Trade and industry had a lot many expectations with regard to GST from the first budget after introduction of Goods and Services Tax Act (GST).
There was no proposal as to GST in the Budget making as a non-event for GST experts.
Tax payers were expecting simplification of procedures of filing returns, claiming refund, e-way bill etc. It was further expected that there would be exclusion of exempted supplies from the definition of “aggregate turnover”, permanent omission of Section 9(4) requiring payment of GST on purchases from unregistered persons, allowability of Input tax credits on food and beverages, rent-a-cab, medical insurance etc., allowability of input tax credit of CGST/SGST of one State in the other State, concept of centralised registration for banks, insurance and other such service sector.
One would have appreciated proposal to bring natural gas, petroleum products and aviation fuel within GST. Finance Minister in his Budget speech referred to reforms with respect to stamp duty on financial securities transaction in consultation with the States.

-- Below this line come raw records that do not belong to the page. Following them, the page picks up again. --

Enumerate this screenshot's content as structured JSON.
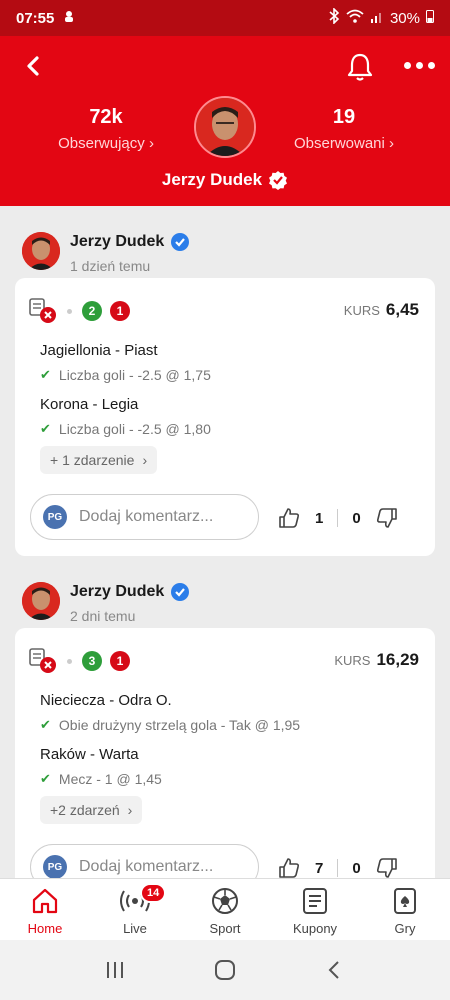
{
  "status_bar": {
    "time": "07:55",
    "battery": "30%"
  },
  "profile": {
    "followers_count": "72k",
    "followers_label": "Obserwujący",
    "following_count": "19",
    "following_label": "Obserwowani",
    "name": "Jerzy Dudek"
  },
  "posts": [
    {
      "author": "Jerzy Dudek",
      "time": "1 dzień temu",
      "won": "2",
      "lost": "1",
      "kurs_label": "KURS",
      "kurs_value": "6,45",
      "events": [
        {
          "match": "Jagiellonia - Piast",
          "bet": "Liczba goli - -2.5 @ 1,75"
        },
        {
          "match": "Korona - Legia",
          "bet": "Liczba goli - -2.5 @ 1,80"
        }
      ],
      "more_events": "+ 1 zdarzenie",
      "likes": "1",
      "dislikes": "0"
    },
    {
      "author": "Jerzy Dudek",
      "time": "2 dni temu",
      "won": "3",
      "lost": "1",
      "kurs_label": "KURS",
      "kurs_value": "16,29",
      "events": [
        {
          "match": "Nieciecza - Odra O.",
          "bet": "Obie drużyny strzelą gola - Tak @ 1,95"
        },
        {
          "match": "Raków - Warta",
          "bet": "Mecz - 1 @ 1,45"
        }
      ],
      "more_events": "+2 zdarzeń",
      "likes": "7",
      "dislikes": "0"
    }
  ],
  "comment": {
    "initials": "PG",
    "placeholder": "Dodaj komentarz..."
  },
  "nav": {
    "home": "Home",
    "live": "Live",
    "live_badge": "14",
    "sport": "Sport",
    "kupony": "Kupony",
    "gry": "Gry"
  },
  "colors": {
    "brand": "#e30613",
    "win": "#2e9e3a",
    "loss": "#d60a17"
  }
}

However, there were no budget proposals referring to eagerly awaited subsumption of stamp duty on real estate. Much expected rationalisation of GST rates for cement, paint, footwear, stationery etc. is not considered by this budget.

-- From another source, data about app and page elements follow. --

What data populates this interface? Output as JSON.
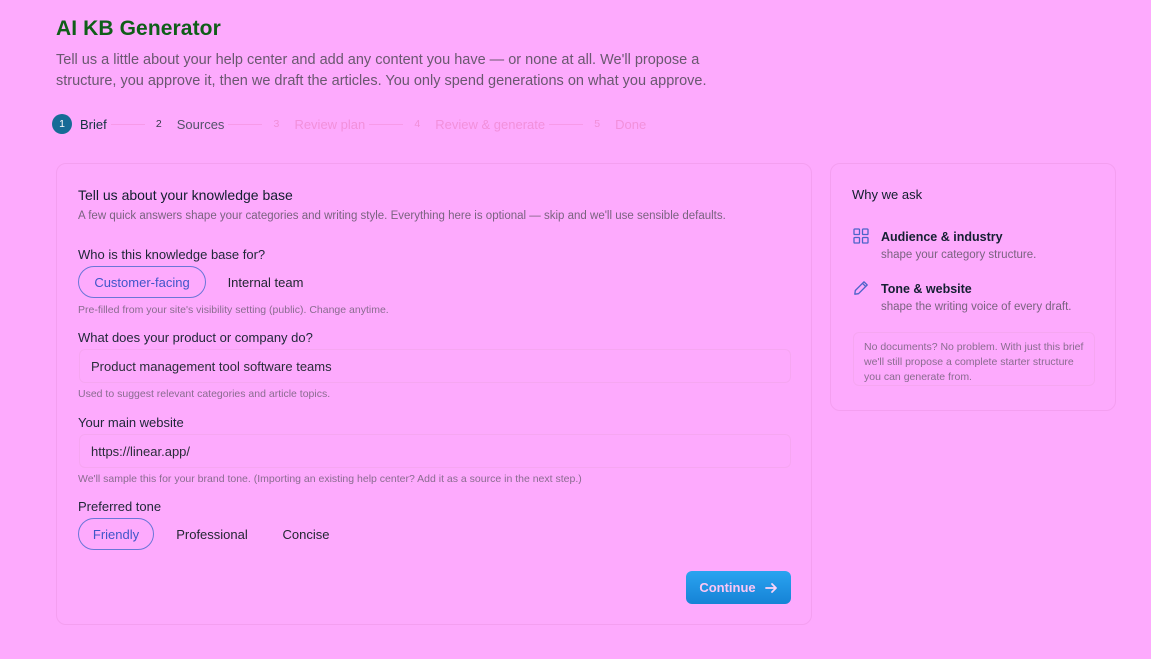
{
  "header": {
    "title": "AI KB Generator",
    "intro": "Tell us a little about your help center and add any content you have — or none at all. We'll propose a structure, you approve it, then we draft the articles. You only spend generations on what you approve."
  },
  "stepper": [
    {
      "num": "1",
      "label": "Brief",
      "state": "active"
    },
    {
      "num": "2",
      "label": "Sources",
      "state": "next"
    },
    {
      "num": "3",
      "label": "Review plan",
      "state": "future"
    },
    {
      "num": "4",
      "label": "Review & generate",
      "state": "future"
    },
    {
      "num": "5",
      "label": "Done",
      "state": "future"
    }
  ],
  "brief": {
    "heading": "Tell us about your knowledge base",
    "subheading": "A few quick answers shape your categories and writing style. Everything here is optional — skip and we'll use sensible defaults.",
    "audience": {
      "label": "Who is this knowledge base for?",
      "options": [
        "Customer-facing",
        "Internal team"
      ],
      "selected": "Customer-facing",
      "hint": "Pre-filled from your site's visibility setting (public). Change anytime."
    },
    "product": {
      "label": "What does your product or company do?",
      "value": "Product management tool software teams",
      "hint": "Used to suggest relevant categories and article topics."
    },
    "website": {
      "label": "Your main website",
      "value": "https://linear.app/",
      "hint": "We'll sample this for your brand tone. (Importing an existing help center? Add it as a source in the next step.)"
    },
    "tone": {
      "label": "Preferred tone",
      "options": [
        "Friendly",
        "Professional",
        "Concise"
      ],
      "selected": "Friendly"
    },
    "continue_label": "Continue"
  },
  "why": {
    "heading": "Why we ask",
    "items": [
      {
        "icon": "grid-icon",
        "title": "Audience & industry",
        "desc": "shape your category structure."
      },
      {
        "icon": "pencil-icon",
        "title": "Tone & website",
        "desc": "shape the writing voice of every draft."
      }
    ],
    "note": "No documents? No problem. With just this brief we'll still propose a complete starter structure you can generate from."
  },
  "colors": {
    "background": "#fdaafd",
    "title": "#0f5e18",
    "accent": "#166b96",
    "selected_chip_border": "#6a76d8",
    "cta_gradient_top": "#2aa4f0",
    "cta_gradient_bottom": "#1683d6"
  }
}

It appears that Honorable Finance Minister have refrained from proposing further changes in GST and has left this task to the GST Council. The trade and industry will have to wait for the next Council meeting to pursue their representations.